══ DATA TO EXAMINE
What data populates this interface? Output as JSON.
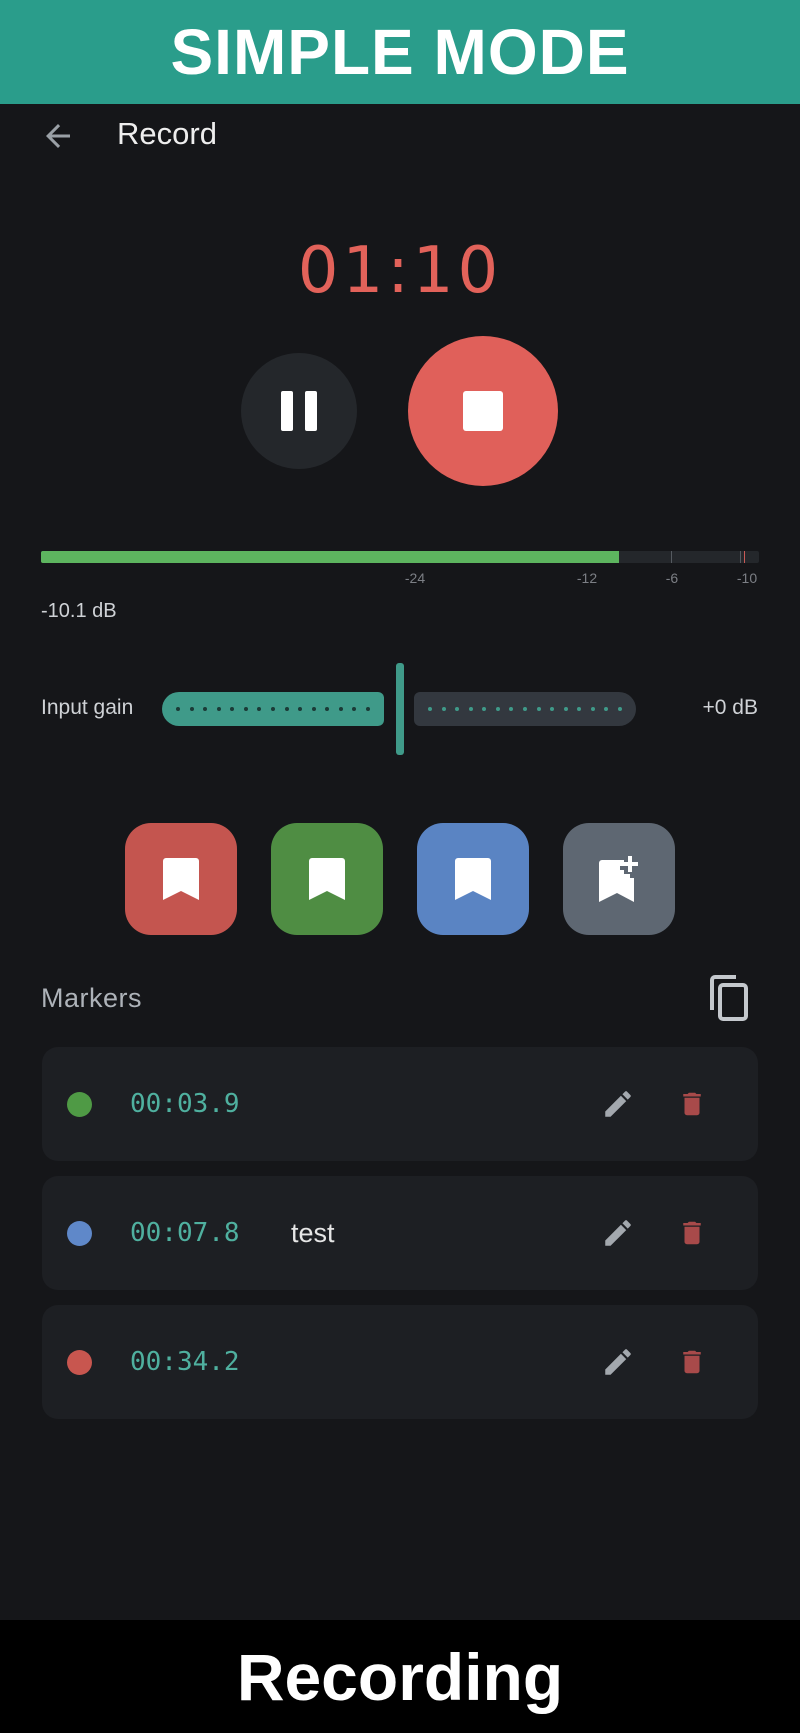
{
  "banner_top": {
    "text": "SIMPLE MODE"
  },
  "appbar": {
    "title": "Record"
  },
  "timer": {
    "elapsed": "01:10"
  },
  "meter": {
    "level_fraction": 0.805,
    "tick_labels": [
      "-24",
      "-12",
      "-6",
      "-10"
    ],
    "readout": "-10.1 dB",
    "fill_color": "#5db55f"
  },
  "gain": {
    "label": "Input gain",
    "value": "+0 dB",
    "accent": "#3f9a89"
  },
  "marker_buttons": [
    {
      "color": "#c4554f",
      "icon": "bookmark-icon"
    },
    {
      "color": "#4f8d43",
      "icon": "bookmark-icon"
    },
    {
      "color": "#5a84c3",
      "icon": "bookmark-icon"
    },
    {
      "color": "#5e6772",
      "icon": "bookmark-add-icon"
    }
  ],
  "markers": {
    "title": "Markers",
    "items": [
      {
        "time": "00:03.9",
        "name": "",
        "color": "#4f9a45"
      },
      {
        "time": "00:07.8",
        "name": "test",
        "color": "#5f88c9"
      },
      {
        "time": "00:34.2",
        "name": "",
        "color": "#c8564f"
      }
    ]
  },
  "banner_bottom": {
    "text": "Recording"
  }
}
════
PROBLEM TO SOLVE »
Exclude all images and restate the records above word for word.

RESULT OF THIS TASK »
What data populates this interface? Output as JSON.
{
  "banner_top": {
    "text": "SIMPLE MODE"
  },
  "appbar": {
    "title": "Record"
  },
  "timer": {
    "elapsed": "01:10"
  },
  "meter": {
    "level_fraction": 0.805,
    "tick_labels": [
      "-24",
      "-12",
      "-6",
      "-10"
    ],
    "readout": "-10.1 dB",
    "fill_color": "#5db55f"
  },
  "gain": {
    "label": "Input gain",
    "value": "+0 dB",
    "accent": "#3f9a89"
  },
  "marker_buttons": [
    {
      "color": "#c4554f",
      "icon": "bookmark-icon"
    },
    {
      "color": "#4f8d43",
      "icon": "bookmark-icon"
    },
    {
      "color": "#5a84c3",
      "icon": "bookmark-icon"
    },
    {
      "color": "#5e6772",
      "icon": "bookmark-add-icon"
    }
  ],
  "markers": {
    "title": "Markers",
    "items": [
      {
        "time": "00:03.9",
        "name": "",
        "color": "#4f9a45"
      },
      {
        "time": "00:07.8",
        "name": "test",
        "color": "#5f88c9"
      },
      {
        "time": "00:34.2",
        "name": "",
        "color": "#c8564f"
      }
    ]
  },
  "banner_bottom": {
    "text": "Recording"
  }
}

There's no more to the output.